*** DATA LISTING ***

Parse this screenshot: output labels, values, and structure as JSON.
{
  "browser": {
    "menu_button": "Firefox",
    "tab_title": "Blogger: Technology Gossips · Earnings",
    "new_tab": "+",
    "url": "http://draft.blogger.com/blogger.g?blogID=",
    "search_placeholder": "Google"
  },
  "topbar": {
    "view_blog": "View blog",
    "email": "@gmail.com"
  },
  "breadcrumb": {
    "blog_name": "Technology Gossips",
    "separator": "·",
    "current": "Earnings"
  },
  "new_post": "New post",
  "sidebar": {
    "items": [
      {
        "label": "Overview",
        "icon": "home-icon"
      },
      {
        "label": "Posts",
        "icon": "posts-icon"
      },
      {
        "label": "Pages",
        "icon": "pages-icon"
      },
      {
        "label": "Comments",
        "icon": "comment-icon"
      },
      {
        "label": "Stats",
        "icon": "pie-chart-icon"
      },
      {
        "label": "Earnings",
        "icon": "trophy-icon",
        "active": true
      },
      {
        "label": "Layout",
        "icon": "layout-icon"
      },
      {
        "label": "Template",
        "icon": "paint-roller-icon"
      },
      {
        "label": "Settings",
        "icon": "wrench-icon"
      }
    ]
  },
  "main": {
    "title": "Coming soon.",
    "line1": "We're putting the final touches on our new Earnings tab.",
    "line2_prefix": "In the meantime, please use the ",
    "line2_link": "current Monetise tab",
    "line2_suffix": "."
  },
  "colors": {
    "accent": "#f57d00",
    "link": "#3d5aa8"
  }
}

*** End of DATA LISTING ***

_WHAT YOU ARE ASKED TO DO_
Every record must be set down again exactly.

_SOLUTION TO THE EXERCISE_
Parse this screenshot: output labels, values, and structure as JSON.
{
  "browser": {
    "menu_button": "Firefox",
    "tab_title": "Blogger: Technology Gossips · Earnings",
    "new_tab": "+",
    "url": "http://draft.blogger.com/blogger.g?blogID=",
    "search_placeholder": "Google"
  },
  "topbar": {
    "view_blog": "View blog",
    "email": "@gmail.com"
  },
  "breadcrumb": {
    "blog_name": "Technology Gossips",
    "separator": "·",
    "current": "Earnings"
  },
  "new_post": "New post",
  "sidebar": {
    "items": [
      {
        "label": "Overview",
        "icon": "home-icon"
      },
      {
        "label": "Posts",
        "icon": "posts-icon"
      },
      {
        "label": "Pages",
        "icon": "pages-icon"
      },
      {
        "label": "Comments",
        "icon": "comment-icon"
      },
      {
        "label": "Stats",
        "icon": "pie-chart-icon"
      },
      {
        "label": "Earnings",
        "icon": "trophy-icon",
        "active": true
      },
      {
        "label": "Layout",
        "icon": "layout-icon"
      },
      {
        "label": "Template",
        "icon": "paint-roller-icon"
      },
      {
        "label": "Settings",
        "icon": "wrench-icon"
      }
    ]
  },
  "main": {
    "title": "Coming soon.",
    "line1": "We're putting the final touches on our new Earnings tab.",
    "line2_prefix": "In the meantime, please use the ",
    "line2_link": "current Monetise tab",
    "line2_suffix": "."
  },
  "colors": {
    "accent": "#f57d00",
    "link": "#3d5aa8"
  }
}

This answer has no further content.